A Gweilo in 1980s China – pt. 9
Written by Tai pan
If you haven’t read the previous chapters, you can go onto the Story of my Life section and start from part 1.
CHAPTER NINE – The Train Ride
I woke up on my second day in China feeling sad and happy at the same time. Indeed, at first I felt quite dissapointed as the dream I was having on the Cultural Revolution ended; but then I immediately felt better as I remembered that that was the day when I would have gone visit another town! I was told that this town was much smaller than Shanghai, and completely different as well, in that it was in the province of Hunan: a famous area known because Mao Zedong was born there, and because it was – and still is – a very rural region. Back in 1983, Hunan wasn’t even yet developed.
However, while all these thoughts on rural China were flowing into my mind, I wasn’t considering the most important part of the trip: the train ride!
In the years before I got there, China was by choice ‘isolated’ from the rest of the world; it was only at the beginnign of the 1980s that the PRC actually started to open up to foreign influence and progress.
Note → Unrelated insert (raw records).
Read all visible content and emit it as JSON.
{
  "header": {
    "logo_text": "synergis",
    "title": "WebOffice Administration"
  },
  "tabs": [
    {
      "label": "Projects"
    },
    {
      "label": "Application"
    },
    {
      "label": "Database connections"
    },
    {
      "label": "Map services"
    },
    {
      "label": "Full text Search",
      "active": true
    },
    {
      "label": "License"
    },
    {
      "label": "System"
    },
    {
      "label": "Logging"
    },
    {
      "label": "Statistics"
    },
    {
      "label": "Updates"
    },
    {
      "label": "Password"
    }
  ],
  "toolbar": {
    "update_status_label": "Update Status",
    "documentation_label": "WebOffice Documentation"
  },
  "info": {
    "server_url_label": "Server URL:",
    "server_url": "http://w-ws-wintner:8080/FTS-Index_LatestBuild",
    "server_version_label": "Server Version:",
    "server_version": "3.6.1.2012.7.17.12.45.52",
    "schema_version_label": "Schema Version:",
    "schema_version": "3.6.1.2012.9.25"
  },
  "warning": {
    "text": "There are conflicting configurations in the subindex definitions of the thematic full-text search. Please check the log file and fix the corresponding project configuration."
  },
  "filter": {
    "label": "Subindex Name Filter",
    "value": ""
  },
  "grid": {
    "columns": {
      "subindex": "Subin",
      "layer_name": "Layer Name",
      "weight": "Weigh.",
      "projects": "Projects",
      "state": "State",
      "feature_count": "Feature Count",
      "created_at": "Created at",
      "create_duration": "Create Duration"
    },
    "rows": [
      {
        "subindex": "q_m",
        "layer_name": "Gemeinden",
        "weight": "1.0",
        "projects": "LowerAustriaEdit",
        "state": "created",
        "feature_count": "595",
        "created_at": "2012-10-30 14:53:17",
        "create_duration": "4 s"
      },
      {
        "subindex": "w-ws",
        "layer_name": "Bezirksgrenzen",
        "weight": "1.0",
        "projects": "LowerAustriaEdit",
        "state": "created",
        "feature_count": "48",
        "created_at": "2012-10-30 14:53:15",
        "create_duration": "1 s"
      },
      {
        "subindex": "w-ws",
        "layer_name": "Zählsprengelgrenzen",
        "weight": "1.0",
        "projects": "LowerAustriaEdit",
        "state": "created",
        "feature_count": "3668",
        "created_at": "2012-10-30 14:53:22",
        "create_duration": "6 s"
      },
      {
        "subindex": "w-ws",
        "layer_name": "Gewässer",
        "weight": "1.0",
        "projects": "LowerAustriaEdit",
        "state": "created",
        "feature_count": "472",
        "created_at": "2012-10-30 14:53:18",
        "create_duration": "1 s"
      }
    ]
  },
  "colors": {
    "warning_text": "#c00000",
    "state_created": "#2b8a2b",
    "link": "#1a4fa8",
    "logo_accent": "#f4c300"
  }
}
All the infrastructures around the country were old and outdated, and the Chinese government could not yet afford to renovate them. The railway was also quite ‘ancient’ and because of this it was extremely ruined: tracks, stations and trains were all quite outdated.
You might think that all this could appear ugly, dangerous and uncomfrotable; however, I discovered that the older the places, or trains were, the more charming they were! I felt like I was travelling throught time and that I landed on a different epoch! I felt like I was in a movie based in the early 90’s.
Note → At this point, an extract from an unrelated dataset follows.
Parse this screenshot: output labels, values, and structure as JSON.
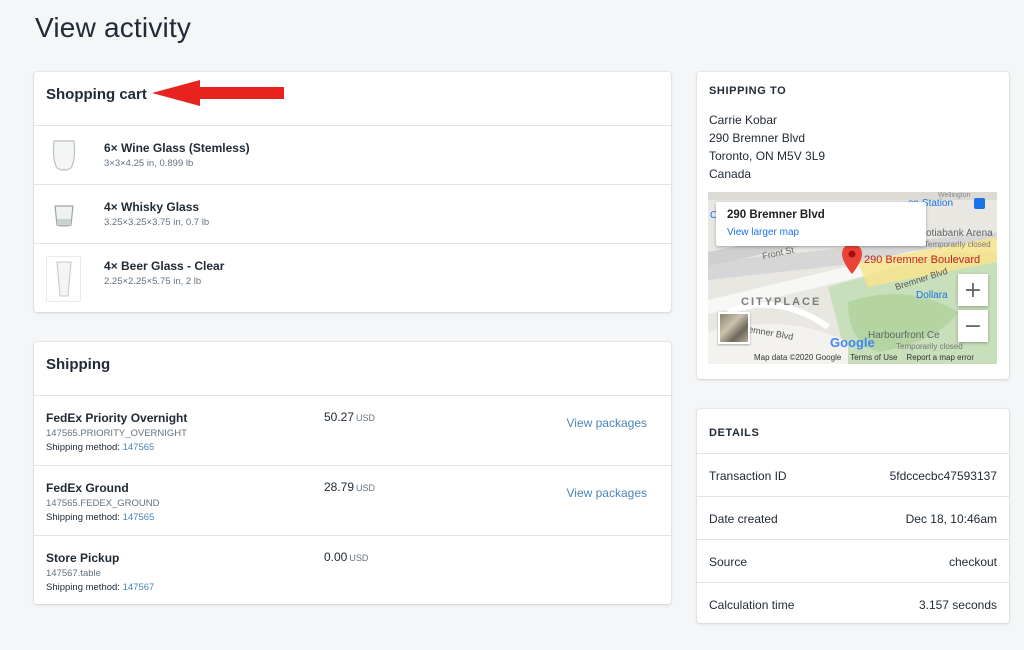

When we got on the train, we were immediately seated in a wagon that seemed especially decorated with a retro style: with lace curtains and wooden seats, just like in the old Wild West.
Despite the old-fashioned appearance of the infrastructure, we had no particular discomfort or inconvenience during the journey. The only problem, let’s say, was the length of the trainride, which was around 22 hours! We left Shanghai late in the morning, and we arrived in Changsha in the morning of the next day…quite tiring indeed!
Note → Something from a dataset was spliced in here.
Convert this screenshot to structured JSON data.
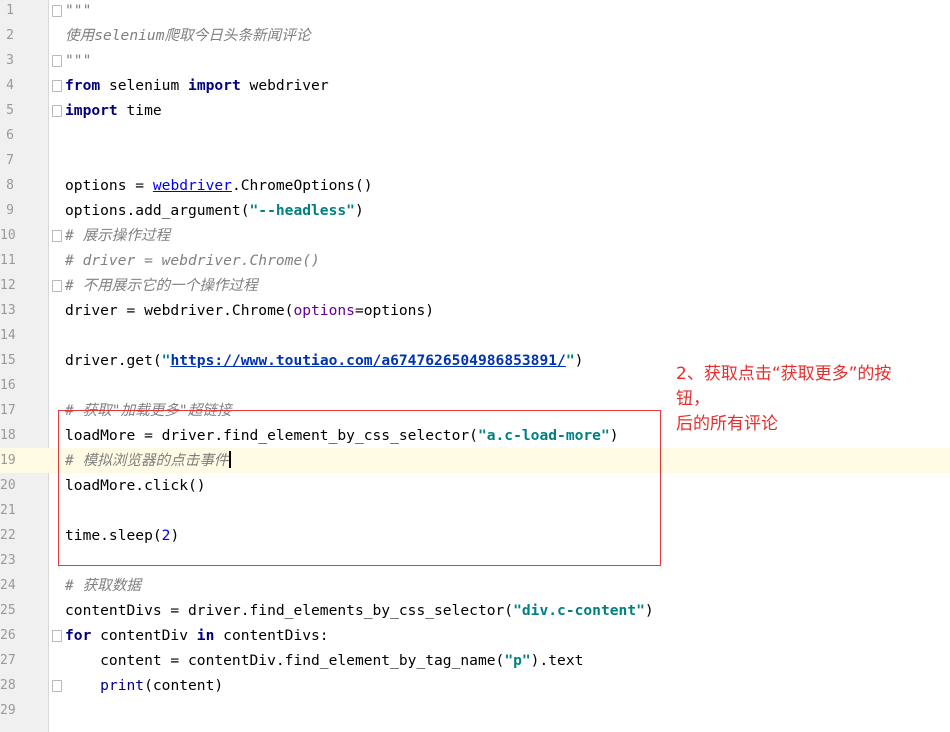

As soon as we left the ‘big metropolis’, the vast Chinese countryside opend up all around us. There were peasants working the land, some of them were also wearing the traditional wide-brimmed hat made of straw. I only realised later on that the reason why Chinese were wearing hats and were all covering themselves, it was because having a tanned skin was considered quite bad: if you were – are – tanned, you would have been considered as a person from the lowest class.
During the long journey, several fun and unique things happened. First of all, there weren’t a lot of foreigners on board of the train, and shortly after the departure, everyone already knew that there were 3 Gweilos heading to Changsha.
The more time passed, the more we felt like ‘movie stars’! The news of our presence spread all over the train, and people began to come to ‘check us out’ to see how Gweilos actually looked like. Little by little the amount of people coming to our compartment began to grow, and the staff in charge of the train came to see what had happened, as they thought something serious was going on in our wagon!
During this moment of popularity, a family composed by husband, wife and a young child that I estimated to be around 5 years old, smilingly came to shake our hands. I smiled back and then I looked at the kid. Suddenly he cried out with an agonizing scream and ran away!
I was shocked and mortified because I didn’t understand what I had done to make the little boy react like that. The mother poletely apologised and ran after him! I was really embarrased, I just could understand what the problem was…
The the father, with a very peaceful expression – which made me feel even more uncomfrotable – sat down next to me and, and with the help of another Chinese who spoke English, explained that it was the first time for his son to see a Gweilo (so a person with blond hair and blue eyes).
In fact, all Chinese – as you know – have black eyes and black hair, and so my blond hair and beard frightened the poor child, especially when he looked at me in the eyes. Imagine the little boy, seeing something strange, something he had never seen of heard of before. He was so used to his own race, than when he saw me he thought I wasn’t even human! He thought that I was an evil spirit!
The mother unsuccessfully tried to bring him back to me. The poor kid, was so terrified that he was sobbing and crying hidden in his compartment.
The most beautiful memory I have of that journey is, however, related to the spectacular scene that opened up in front of me when we arrived in Changsha.
My colleagues and I left the train and were walking on the sidewalk next to the track, when we began to admire what was happening all around us. A crowd of Chinese travelers descending from various cars, all greeting us with smiles and kind bows.
Amazing, unique and unforgettable! I can still remember that when I left the train station I was quite sad because the journay ended already.
At that point we were heading to the town, where we all had business duties to attend to, and where we would have all had a very interesting tour kindly offered by the local textile company. They took us to the stunning mountains of Hunan to visit a very ancient Buddhist temple.
Don’t worry you will hear all about this in the next coming chapter!